◆ Source records
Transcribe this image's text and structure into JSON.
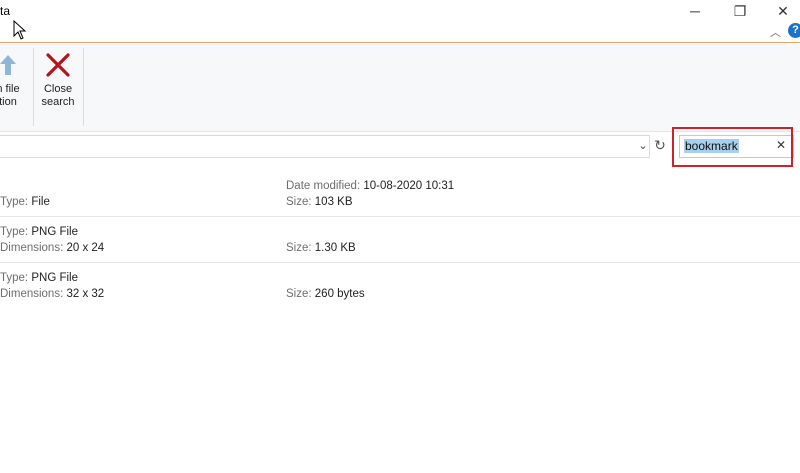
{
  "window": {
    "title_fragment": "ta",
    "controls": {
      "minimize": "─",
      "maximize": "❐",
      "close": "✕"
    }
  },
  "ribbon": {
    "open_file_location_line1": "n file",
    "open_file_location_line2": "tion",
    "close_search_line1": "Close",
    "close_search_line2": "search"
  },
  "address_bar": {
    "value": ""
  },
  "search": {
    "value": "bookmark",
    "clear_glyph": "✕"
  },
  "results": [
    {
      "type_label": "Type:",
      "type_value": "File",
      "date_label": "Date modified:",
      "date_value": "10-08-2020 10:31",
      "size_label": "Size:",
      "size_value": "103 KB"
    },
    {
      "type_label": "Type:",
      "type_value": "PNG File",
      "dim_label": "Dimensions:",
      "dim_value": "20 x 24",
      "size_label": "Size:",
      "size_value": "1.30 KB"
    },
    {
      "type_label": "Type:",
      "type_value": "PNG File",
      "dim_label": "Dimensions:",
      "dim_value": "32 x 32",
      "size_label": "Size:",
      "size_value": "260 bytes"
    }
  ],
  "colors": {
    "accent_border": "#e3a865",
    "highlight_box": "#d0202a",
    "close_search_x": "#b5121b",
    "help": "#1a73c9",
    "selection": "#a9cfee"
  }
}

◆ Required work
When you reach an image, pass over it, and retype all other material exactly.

◆ Output of the task
Transcribe this image's text and structure into JSON.
{
  "window": {
    "title_fragment": "ta",
    "controls": {
      "minimize": "─",
      "maximize": "❐",
      "close": "✕"
    }
  },
  "ribbon": {
    "open_file_location_line1": "n file",
    "open_file_location_line2": "tion",
    "close_search_line1": "Close",
    "close_search_line2": "search"
  },
  "address_bar": {
    "value": ""
  },
  "search": {
    "value": "bookmark",
    "clear_glyph": "✕"
  },
  "results": [
    {
      "type_label": "Type:",
      "type_value": "File",
      "date_label": "Date modified:",
      "date_value": "10-08-2020 10:31",
      "size_label": "Size:",
      "size_value": "103 KB"
    },
    {
      "type_label": "Type:",
      "type_value": "PNG File",
      "dim_label": "Dimensions:",
      "dim_value": "20 x 24",
      "size_label": "Size:",
      "size_value": "1.30 KB"
    },
    {
      "type_label": "Type:",
      "type_value": "PNG File",
      "dim_label": "Dimensions:",
      "dim_value": "32 x 32",
      "size_label": "Size:",
      "size_value": "260 bytes"
    }
  ],
  "colors": {
    "accent_border": "#e3a865",
    "highlight_box": "#d0202a",
    "close_search_x": "#b5121b",
    "help": "#1a73c9",
    "selection": "#a9cfee"
  }
}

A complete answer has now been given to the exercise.